This was a surprise birthday dinner thrown by my Foodie Family (fellow food and drink bloggers with the same enthusiasm for writing and reviewing honestly and with integrity, like I do). We typically choose a restaurant we all haven’t been to, and essentially write the review from our own perspectives; but with everyone’s notes and opinions in mind. However, today was different, my dear friends decided to surprise me with a joint birthday party with Hanson of @noshandnibble fame.
We both had August birthdays, and seeing as no one knew our actual ages: 64 or 46 was assigned in balloons and candles.
The destination was chosen based on the ability to share large plates between 7 individuals. And the fact that a few of us have been before and liked what they had enough to recommend this as our gathering point. This was our first get together as a whole group, fully vaccinated.
The following was what we had in the order we had it, starting with the Braised Ling cod tail in hot pot. We were all impressed by the size of the fish’s appendage, and how satisfying it ate. This was tender flaky fish thoroughly coated in a thick and savoury sauce, accented by roasted pork pieces. This was a great introduction of things to follow.
When ordering lobster at a Chinese restaurant, you pay per pound. So as a gesture of full transparency, the restaurant staff typically brings the crustacean you are about to consume, live to your table for inspection. A visit to your table first, before it gets broken down into our Lobster with yee-mein noodles in a cream sauce dish.

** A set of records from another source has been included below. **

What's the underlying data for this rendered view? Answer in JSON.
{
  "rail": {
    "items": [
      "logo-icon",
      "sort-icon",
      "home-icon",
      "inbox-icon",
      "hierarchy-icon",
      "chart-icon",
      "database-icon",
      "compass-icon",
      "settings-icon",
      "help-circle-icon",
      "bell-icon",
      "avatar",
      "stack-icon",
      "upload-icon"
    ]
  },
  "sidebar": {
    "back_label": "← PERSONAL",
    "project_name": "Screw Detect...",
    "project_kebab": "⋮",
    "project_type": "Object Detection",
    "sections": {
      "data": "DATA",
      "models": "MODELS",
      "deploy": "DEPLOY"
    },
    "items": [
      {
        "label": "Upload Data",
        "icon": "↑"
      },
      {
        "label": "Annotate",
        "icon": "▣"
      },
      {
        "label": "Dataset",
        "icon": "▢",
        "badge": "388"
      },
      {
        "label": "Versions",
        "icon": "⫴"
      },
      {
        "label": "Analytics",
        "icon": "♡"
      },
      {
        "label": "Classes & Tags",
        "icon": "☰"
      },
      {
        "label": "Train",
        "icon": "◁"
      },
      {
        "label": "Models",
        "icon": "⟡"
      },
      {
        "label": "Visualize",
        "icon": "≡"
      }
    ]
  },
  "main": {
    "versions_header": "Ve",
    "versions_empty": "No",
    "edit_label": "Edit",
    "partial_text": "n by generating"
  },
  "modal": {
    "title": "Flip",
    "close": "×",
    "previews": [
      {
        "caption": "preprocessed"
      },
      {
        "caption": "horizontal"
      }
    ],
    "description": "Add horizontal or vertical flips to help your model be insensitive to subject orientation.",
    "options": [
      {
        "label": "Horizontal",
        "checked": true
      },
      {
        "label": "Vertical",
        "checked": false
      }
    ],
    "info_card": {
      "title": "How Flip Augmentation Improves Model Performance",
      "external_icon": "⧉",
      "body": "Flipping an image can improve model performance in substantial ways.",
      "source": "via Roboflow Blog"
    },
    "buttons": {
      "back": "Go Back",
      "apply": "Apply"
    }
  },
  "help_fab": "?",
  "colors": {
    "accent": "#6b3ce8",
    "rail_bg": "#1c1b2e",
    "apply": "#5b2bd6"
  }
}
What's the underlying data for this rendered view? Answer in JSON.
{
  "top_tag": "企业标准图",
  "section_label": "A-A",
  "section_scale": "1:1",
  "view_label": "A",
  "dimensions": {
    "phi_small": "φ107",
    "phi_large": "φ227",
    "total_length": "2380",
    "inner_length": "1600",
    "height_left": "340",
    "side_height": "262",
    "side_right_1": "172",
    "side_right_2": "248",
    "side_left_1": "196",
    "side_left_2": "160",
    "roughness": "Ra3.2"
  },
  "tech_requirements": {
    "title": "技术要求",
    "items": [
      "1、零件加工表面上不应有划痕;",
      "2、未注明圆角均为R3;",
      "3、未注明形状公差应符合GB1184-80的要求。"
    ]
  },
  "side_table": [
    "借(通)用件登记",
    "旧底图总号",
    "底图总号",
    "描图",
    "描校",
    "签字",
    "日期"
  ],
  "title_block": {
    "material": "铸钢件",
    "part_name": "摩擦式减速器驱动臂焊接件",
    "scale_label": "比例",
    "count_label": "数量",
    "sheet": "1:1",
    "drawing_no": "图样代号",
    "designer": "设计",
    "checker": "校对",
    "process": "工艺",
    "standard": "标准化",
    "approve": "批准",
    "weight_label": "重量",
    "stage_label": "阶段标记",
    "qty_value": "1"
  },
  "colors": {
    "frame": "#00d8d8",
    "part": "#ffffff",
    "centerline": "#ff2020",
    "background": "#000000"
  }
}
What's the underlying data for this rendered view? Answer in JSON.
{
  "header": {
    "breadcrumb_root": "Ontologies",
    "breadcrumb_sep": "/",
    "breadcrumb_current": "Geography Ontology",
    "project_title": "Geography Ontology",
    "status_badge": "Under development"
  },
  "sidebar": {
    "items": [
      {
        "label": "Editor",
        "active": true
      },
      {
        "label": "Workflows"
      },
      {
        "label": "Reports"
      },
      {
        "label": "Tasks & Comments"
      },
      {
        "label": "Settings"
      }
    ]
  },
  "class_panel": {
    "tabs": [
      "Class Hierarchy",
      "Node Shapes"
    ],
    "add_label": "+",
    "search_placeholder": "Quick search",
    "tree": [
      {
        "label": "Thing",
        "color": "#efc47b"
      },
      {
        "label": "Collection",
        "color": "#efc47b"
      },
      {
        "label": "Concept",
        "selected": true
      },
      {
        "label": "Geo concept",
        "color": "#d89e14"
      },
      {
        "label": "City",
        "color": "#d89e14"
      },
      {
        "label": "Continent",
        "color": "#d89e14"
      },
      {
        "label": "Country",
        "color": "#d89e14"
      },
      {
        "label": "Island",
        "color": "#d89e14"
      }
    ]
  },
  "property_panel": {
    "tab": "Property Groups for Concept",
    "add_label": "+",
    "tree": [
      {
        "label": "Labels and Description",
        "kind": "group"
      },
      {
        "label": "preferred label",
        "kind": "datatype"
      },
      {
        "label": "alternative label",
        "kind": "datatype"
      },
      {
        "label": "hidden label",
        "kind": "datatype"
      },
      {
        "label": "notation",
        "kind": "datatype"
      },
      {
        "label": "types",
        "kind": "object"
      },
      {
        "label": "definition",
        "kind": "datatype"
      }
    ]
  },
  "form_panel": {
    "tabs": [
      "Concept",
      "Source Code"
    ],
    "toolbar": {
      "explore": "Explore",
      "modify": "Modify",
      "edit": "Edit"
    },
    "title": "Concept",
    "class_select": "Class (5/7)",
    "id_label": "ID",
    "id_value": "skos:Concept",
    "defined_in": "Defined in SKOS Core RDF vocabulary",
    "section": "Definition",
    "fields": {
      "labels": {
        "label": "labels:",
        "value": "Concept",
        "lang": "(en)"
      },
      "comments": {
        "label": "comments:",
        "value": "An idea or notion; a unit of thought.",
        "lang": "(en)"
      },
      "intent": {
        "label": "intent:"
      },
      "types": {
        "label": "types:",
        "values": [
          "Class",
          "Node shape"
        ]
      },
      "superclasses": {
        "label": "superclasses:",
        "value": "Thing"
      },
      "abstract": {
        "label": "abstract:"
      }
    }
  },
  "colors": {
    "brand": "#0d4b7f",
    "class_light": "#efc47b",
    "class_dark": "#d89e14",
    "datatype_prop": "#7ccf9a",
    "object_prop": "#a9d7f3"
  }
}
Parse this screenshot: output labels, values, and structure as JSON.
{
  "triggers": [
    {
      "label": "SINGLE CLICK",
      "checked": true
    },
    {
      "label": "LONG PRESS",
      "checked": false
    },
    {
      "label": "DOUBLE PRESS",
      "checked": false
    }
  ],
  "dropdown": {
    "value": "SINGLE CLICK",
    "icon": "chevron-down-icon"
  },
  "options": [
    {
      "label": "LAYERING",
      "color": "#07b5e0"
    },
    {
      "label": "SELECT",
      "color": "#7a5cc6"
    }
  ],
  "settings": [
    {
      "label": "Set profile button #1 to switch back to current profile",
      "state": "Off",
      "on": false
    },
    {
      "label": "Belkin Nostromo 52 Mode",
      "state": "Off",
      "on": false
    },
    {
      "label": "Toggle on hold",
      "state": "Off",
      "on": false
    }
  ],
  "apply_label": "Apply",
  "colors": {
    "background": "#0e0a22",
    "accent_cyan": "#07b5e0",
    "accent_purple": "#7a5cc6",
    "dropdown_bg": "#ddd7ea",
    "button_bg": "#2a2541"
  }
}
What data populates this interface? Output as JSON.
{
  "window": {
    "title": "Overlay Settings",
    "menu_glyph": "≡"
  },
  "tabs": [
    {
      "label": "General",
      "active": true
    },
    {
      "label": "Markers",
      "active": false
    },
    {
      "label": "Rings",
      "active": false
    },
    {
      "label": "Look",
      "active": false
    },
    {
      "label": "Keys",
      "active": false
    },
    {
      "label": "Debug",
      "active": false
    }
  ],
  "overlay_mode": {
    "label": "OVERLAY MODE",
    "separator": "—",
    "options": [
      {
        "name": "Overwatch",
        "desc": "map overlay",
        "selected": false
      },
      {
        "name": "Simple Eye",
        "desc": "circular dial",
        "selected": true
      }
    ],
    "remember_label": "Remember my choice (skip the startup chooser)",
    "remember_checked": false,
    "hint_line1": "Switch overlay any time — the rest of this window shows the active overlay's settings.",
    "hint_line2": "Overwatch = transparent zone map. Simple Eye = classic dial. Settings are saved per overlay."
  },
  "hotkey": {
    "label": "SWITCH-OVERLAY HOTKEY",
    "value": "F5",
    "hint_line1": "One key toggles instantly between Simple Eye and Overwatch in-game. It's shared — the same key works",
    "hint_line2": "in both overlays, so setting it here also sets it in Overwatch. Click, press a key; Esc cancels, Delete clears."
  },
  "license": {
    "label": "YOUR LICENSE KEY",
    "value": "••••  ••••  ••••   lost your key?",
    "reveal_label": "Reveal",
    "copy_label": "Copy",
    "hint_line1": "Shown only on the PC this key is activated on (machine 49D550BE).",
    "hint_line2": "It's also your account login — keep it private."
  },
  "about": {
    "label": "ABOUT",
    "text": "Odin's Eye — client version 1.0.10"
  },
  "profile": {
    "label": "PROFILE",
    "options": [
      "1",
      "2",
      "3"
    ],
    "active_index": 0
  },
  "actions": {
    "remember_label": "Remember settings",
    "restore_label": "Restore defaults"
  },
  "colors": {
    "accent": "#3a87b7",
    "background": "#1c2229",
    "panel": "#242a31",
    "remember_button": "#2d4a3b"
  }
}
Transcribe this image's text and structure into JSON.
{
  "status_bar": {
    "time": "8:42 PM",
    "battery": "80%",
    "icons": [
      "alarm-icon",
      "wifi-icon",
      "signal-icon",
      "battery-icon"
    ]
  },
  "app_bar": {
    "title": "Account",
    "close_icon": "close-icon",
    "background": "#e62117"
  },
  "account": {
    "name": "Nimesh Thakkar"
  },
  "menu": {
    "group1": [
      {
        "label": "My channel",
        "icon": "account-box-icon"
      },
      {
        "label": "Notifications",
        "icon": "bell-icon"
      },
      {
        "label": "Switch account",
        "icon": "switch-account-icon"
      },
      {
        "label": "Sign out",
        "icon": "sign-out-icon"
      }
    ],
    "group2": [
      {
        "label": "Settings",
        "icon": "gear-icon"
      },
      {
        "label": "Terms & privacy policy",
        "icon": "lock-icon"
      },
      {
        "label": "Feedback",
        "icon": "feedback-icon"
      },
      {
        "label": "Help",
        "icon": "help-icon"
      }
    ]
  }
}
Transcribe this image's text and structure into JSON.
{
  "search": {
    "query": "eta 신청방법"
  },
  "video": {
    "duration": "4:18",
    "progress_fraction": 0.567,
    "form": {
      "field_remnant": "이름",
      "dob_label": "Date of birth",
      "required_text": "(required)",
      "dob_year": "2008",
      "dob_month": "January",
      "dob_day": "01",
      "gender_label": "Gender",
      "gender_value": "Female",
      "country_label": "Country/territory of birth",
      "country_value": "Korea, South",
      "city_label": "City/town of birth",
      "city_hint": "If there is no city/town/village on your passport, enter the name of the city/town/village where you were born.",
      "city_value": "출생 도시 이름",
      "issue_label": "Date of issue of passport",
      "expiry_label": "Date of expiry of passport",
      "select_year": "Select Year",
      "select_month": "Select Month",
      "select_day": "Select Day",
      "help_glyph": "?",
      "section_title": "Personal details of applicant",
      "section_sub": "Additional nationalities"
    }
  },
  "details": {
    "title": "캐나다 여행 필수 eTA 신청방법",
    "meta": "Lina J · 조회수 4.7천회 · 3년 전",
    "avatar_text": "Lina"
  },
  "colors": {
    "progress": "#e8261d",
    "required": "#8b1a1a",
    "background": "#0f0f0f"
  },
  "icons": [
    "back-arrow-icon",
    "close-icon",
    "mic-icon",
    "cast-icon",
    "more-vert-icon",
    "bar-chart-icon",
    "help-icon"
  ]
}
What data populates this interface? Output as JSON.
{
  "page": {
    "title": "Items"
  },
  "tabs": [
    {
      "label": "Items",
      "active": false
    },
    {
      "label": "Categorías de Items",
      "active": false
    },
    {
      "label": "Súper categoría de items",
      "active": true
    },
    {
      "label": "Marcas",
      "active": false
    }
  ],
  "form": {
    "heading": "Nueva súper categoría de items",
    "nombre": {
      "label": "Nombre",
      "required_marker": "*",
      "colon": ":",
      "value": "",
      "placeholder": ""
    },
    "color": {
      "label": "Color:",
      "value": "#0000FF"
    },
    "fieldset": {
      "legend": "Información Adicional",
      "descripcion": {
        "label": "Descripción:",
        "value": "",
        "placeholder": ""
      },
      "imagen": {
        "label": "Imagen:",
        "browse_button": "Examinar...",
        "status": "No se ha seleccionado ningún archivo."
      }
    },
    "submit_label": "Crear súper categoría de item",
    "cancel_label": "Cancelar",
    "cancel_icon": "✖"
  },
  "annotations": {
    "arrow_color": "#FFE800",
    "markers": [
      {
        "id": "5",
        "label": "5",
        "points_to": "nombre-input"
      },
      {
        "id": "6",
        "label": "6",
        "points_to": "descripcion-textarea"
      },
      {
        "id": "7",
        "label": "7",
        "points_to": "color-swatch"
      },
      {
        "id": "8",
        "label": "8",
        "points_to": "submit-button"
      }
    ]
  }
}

Naturally this was an exciting dish, I just wished the flavours were as bold as the idea of having lobster. As a whole the dish was very subtle. I didn’t feel like I got enough lobster from it. The lobster didn’t feel like the star of the dish. You didn’t get much of its flavour past the cream sauce, and I found the dish lacking in salt.
Another classic Chinese set meal, show stopper is the Peaking duck, served across two courses. The first had its skin being carved table side to be used as the filling for wraps with thin crepes, cucumber, fresh spring onion, and hoisin sauce. A classic that you don’t ever get much of, due to the cost and the need to share. Therefore, when you get such a dish before you, it is a treat; and one I fully appreciate.
In actuality the duck was carved closer to the bar, adjacent to our table. When asked, the server carving it refused to move their station closer to our table so that we could all watch the experience of a table side skinning. So with the “no”, we continued to arch our backs, trying to peer over his, that faced us. If that is the case, they might as well do this work in the kitchen, and simply serve us the dish prepared with a more delicate presentation.
The second Peking duck course would come a few dishes later as a diced duck meat filling with crunchy bits of carrot, celery, and turnip; all sitting on a bed of crispy fried rice for additional crisp and texture. You start with a washed cabbage leaf and fill it with a spoon or two of the ingredients above, before drizzling over everything with more sweet and tangy hoisin sauce. The offering was pretty fresh with plenty of texture to chew through. The table especially appreciated the puffed rice used, which we found a nice spin on things, instead of the traditional crispy vermicelli.
I am not a fan of leafy greens due to their soggy texture, so passed on the Pea shoots with garlic. But this would be the one fully vegetable focused dish that is ordered with such a Chinese feast.
The Marinated chicken with black truffle sauce isn’t on the regular menu, this was a special order off their dim sum menu. Those who have been before, know this was the one to order, and they weren’t wrong. This was the most memorable dish of the night. The chilled chicken was super tender, its naturally simple flavour lent itself well to the bold punch of truffle, and they didn’t cheap out on its oil here. However, you still needed to balance it with cilantro and onions, so that the chicken wouldn’t read as bland.
Our group used the Sweet and sour pork dish as a bench mark; an indication on how well the restaurant does with the classics, in comparison to other. This was a dish that everyone knows of (Chinese or not), and knows what to expect when having some. Therefore it was a good sign when everyone was easily able to taste the quality in the ingredients used. The restaurant did this so well that the next time I crave sweet and sour pork, going forward, this is what I want it to taste like.
Similarly, our table also really liked their Stir fried flat rice noodles with beef. We all agreed that we could make out the extra heat that went into this dish with the “Wok hay”. It was delicious, period. Definitely some of the best have all had.
When it came time for dessert, the restaurant was helpful in presenting the outside bought cake, with candles lit. A classic Chinese fresh fruit and vanilla sponge, with plenty of cream cake from Saint Germaine. Apparently the bakery misplaced the actual cake our group planned to purchase and surprise both Hanson and I with; therefore the staff upgraded us to a larger cake with their apologizes.
The restaurant also brought our table a complimentary steamer of lucky peach-shaped buns, stuffed with lotus paste. I appreciated the gesture and the tradition. We each got one to usher in luck.
In conclusion, when looking for a full Chinese feast across several larger plat for sharing, Chef’s Choice is a solid pick. Afterall, 7 food bloggers thought so, and enjoyed their time within.
Chef’s Choice Chinese Cuisine
955 W Broadway, Vancouver, BC V5Z 1K3